The conflict ended in 2009 when the Sri Lankan armed forces took the last area controlled by the LTTE. The conflict caused significant hardships for the population, with an estimated 80,000 people killed during its course and hundreds of thousands forced to flee. Both sides used anti-personnel (AP) mines extensively. Most of the contamination – by AP mines and explosive remnants of war (ERW) – affected areas under the control of the LTTE and has had a huge impact on civilians.
Geneva Call engaged the LTTE on the AP mine ban from 2001 until 2009 when the group was militarily defeated by the Sri Lankan armed forces.

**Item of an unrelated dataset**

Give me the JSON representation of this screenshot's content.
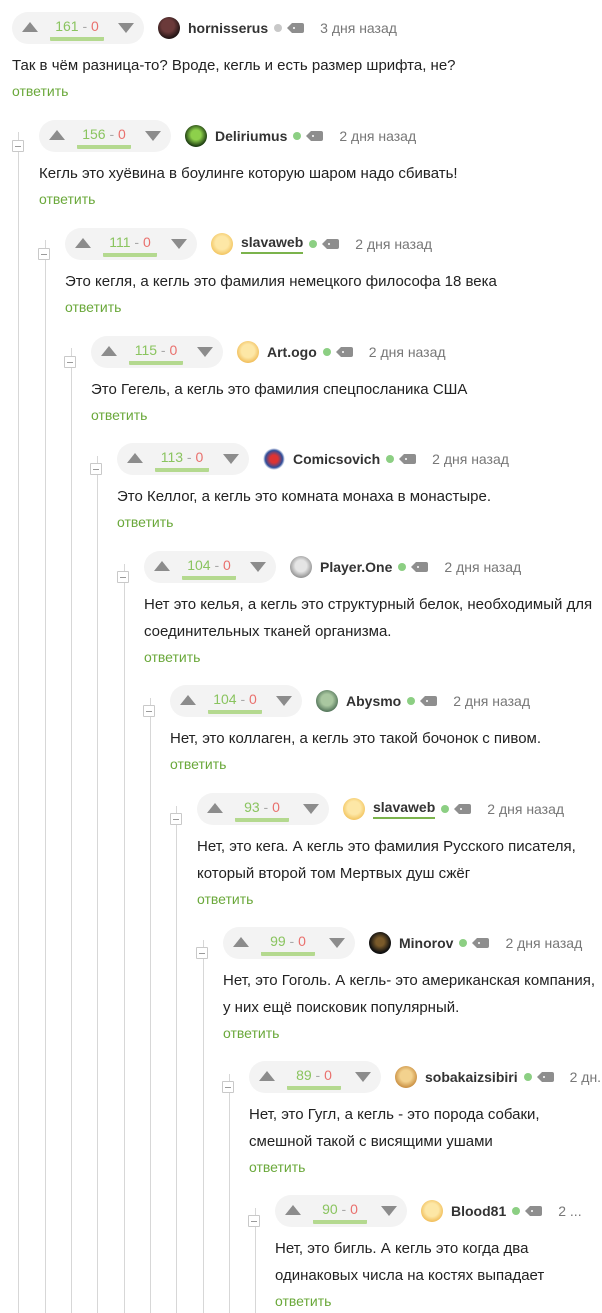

Banning AP mines
Initial efforts included a cross-conflict advocacy project with Inter-Religious Peace Foundation/Sri Lankan Campaign to Ban Landmines (IRPF/SLCBL) and the UK-based NGO Landmine Action in 2003, aimed at securing the signature of the Deed of Commitment by the LTTE and accession to the AP Mine Ban Convention by the Government. The latter expressed its willingness to accede to the Convention if the LTTE made a similar commitment. In meetings with Geneva Call, the LTTE leadership said it would give consideration to the Deed of Commitment but would need to see significant progress in the peace talks before committing to a total ban on AP mines.
Engagement of the LTTE and discussions with the Government was accompanied by activities to build support for the AP mine ban within Sri Lanka and internationally, specifically among LTTE constituencies and the Tamil diaspora.
The first concerted effort to launch local pressure groups was initiated in 2004, at a workshop in Jaffna organized with the Inter-Religious Peace Foundation and Landmine Action. The workshop focused on informing local NGOs and civil society groups about the global efforts to ban AP mines, implementation of mine action, and discussion of strategies to obtain a mine ban commitment from both sides to the conflict.
Further advocacy activities included workshops for the Tamil diaspora communities living in Europe, the Americas, Australia and New Zealand, held in partnership with the Centre for Just Peace and Democracy (CJPD) in 2005 and 2006. The workshops aimed at mobilizing Tamil diaspora support for the mine ban.
As fighting intensified through 2008, and the LTTE continued to oppose a mine ban, Geneva Call urged it to at least refrain from re-mining areas that had already been cleared during the ceasefire when significant progress in demining had been made in areas controlled by both parties to the conflict.
- LTTE leadership and constituencies were engaged and made aware of the AP mine ban norm.
In Sri Lanka, Geneva Call works or has worked with the following armed non-State actors:
|Liberation Tigers of Tamil Eelam (LTTE)||No|
The ANSA is being engaged by Geneva Call on this thematic area
The ANSA was engaged by Geneva Call on this thematic area
The ANSA has signed the Deed of Commitment on this thematic area